What the task asks =>
Search term "offense": copy each line of the records that contains it.

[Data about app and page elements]
Content starts
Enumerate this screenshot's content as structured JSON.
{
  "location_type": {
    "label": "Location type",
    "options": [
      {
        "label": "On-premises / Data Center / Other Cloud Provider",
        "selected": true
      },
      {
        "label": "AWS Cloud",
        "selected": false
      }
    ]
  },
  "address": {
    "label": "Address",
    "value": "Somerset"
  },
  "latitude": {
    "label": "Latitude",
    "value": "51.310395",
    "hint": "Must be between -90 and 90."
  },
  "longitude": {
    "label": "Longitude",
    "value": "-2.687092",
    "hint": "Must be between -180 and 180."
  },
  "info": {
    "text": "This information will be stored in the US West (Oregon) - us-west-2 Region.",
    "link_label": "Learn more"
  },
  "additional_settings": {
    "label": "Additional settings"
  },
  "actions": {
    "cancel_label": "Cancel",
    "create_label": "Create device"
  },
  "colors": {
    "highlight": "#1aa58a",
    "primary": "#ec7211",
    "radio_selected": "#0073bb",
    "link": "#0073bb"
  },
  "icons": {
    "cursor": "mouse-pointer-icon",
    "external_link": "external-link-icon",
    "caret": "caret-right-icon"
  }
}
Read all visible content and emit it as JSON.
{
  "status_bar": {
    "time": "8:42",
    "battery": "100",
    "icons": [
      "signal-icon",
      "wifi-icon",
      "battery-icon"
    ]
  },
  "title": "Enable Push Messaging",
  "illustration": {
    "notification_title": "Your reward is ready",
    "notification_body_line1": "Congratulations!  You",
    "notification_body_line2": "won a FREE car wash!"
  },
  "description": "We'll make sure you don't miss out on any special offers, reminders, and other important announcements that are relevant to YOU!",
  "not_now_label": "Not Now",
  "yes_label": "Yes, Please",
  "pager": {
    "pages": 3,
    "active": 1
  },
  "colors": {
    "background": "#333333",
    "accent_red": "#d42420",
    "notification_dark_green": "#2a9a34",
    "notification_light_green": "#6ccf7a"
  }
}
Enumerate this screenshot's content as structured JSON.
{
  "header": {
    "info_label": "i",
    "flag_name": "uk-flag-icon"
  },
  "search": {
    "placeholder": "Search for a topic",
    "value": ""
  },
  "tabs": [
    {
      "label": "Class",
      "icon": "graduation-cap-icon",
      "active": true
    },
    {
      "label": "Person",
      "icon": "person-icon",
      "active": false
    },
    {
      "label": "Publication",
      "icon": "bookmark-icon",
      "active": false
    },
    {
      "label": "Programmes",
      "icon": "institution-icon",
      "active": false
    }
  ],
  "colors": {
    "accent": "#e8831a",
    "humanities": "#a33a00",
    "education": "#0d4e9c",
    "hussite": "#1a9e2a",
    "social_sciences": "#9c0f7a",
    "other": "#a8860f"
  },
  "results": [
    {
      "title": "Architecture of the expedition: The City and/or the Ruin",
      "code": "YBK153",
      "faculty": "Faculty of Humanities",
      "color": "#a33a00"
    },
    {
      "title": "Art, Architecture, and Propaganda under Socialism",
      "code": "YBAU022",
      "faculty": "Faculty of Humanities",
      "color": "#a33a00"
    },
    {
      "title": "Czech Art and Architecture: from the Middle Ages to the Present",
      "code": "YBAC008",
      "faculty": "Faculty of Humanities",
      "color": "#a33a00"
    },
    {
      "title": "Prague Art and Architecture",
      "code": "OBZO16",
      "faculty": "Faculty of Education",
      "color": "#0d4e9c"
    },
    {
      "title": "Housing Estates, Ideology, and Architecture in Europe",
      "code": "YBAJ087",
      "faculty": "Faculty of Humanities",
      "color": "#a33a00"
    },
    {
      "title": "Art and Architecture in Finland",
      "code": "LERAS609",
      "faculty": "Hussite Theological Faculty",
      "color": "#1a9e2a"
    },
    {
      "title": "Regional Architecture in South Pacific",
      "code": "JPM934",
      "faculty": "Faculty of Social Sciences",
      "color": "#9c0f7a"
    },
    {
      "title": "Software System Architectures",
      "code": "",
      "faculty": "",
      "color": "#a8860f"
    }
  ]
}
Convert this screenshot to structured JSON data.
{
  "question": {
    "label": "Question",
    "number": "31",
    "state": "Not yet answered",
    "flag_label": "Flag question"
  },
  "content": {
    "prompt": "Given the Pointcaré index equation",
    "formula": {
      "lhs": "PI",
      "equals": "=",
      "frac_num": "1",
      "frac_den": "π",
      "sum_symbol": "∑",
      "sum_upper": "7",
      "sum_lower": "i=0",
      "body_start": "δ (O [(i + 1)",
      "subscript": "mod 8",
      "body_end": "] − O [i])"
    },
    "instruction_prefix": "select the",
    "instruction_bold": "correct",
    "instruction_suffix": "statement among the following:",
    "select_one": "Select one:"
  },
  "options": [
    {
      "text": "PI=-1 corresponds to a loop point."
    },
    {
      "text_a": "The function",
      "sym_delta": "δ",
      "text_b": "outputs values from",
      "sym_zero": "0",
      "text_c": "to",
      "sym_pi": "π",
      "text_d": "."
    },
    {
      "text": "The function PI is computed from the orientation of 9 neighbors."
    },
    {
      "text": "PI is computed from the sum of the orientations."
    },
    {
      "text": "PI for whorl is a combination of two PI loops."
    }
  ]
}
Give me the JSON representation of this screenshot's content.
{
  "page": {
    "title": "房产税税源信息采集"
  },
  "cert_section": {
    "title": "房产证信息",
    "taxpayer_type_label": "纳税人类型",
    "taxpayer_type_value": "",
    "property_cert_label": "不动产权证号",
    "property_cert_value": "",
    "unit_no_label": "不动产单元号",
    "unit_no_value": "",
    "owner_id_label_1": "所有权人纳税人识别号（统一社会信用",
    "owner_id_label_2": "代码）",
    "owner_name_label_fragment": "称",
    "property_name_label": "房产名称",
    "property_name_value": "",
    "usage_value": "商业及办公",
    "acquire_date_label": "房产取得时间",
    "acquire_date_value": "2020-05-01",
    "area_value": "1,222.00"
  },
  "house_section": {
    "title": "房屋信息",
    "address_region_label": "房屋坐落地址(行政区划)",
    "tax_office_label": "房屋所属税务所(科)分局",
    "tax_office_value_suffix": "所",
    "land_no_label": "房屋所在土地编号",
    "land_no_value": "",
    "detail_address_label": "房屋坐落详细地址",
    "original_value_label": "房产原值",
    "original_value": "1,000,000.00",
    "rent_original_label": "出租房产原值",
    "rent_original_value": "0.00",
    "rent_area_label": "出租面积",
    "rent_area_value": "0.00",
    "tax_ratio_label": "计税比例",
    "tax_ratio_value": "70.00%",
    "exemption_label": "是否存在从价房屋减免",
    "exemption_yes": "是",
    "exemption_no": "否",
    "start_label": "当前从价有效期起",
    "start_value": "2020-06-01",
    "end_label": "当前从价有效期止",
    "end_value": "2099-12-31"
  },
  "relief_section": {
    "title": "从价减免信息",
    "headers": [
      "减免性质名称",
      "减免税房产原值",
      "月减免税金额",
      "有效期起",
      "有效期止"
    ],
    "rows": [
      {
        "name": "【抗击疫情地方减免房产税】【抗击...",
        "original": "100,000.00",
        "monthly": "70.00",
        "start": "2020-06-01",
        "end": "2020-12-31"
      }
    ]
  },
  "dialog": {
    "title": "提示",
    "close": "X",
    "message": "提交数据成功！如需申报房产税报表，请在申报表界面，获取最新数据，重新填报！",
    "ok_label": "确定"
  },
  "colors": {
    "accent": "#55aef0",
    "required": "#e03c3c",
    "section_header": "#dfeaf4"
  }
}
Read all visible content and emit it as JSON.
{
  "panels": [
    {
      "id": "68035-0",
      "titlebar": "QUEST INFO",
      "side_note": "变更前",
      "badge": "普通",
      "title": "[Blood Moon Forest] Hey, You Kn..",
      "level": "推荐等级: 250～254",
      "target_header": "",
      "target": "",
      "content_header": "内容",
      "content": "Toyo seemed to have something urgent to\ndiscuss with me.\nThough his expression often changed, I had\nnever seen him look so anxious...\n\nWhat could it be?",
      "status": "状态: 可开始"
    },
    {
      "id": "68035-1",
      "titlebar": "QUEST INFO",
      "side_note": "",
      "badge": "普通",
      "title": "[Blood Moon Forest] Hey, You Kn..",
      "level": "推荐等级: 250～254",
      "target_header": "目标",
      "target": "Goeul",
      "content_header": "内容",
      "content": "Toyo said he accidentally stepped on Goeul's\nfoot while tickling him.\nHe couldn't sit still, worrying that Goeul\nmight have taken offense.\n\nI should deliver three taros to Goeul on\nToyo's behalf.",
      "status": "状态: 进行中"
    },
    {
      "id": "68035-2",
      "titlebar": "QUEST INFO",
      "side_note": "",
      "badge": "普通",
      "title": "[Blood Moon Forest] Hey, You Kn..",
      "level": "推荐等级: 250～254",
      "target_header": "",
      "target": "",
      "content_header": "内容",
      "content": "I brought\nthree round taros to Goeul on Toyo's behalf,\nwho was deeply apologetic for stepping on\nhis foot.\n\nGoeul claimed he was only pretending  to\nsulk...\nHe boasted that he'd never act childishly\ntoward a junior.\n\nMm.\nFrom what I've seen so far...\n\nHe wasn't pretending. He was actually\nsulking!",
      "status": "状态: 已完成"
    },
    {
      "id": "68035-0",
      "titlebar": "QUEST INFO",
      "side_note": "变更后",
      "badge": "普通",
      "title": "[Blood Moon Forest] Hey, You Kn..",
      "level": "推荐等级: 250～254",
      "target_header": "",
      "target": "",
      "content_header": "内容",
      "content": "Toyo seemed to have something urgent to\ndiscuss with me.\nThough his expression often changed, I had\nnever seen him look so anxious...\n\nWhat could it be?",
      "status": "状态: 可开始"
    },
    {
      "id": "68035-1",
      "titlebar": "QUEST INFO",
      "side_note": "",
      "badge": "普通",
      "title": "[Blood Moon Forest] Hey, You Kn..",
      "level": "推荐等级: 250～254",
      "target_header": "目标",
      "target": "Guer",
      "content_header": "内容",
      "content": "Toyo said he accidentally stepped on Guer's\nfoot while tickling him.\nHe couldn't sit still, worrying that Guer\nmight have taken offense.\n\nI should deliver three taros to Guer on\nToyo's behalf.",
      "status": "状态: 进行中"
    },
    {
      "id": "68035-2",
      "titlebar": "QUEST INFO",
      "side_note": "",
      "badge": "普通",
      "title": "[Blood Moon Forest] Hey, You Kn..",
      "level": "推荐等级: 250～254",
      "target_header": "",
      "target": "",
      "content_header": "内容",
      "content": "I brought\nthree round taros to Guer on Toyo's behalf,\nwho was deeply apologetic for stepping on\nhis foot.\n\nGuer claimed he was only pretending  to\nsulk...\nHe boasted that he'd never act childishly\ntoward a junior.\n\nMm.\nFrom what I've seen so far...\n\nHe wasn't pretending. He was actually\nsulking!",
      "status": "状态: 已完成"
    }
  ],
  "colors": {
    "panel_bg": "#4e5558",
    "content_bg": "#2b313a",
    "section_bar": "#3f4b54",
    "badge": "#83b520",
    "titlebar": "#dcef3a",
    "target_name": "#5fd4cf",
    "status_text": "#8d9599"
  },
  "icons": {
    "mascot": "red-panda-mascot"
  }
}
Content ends
The answer =>
      "content": "Toyo said he accidentally stepped on Goeul's\nfoot while tickling him.\nHe couldn't sit still, worrying that Goeul\nmight have taken offense.\n\nI should deliver three taros to Goeul on\nToyo's behalf.",
      "content": "Toyo said he accidentally stepped on Guer's\nfoot while tickling him.\nHe couldn't sit still, worrying that Guer\nmight have taken offense.\n\nI should deliver three taros to Guer on\nToyo's behalf.",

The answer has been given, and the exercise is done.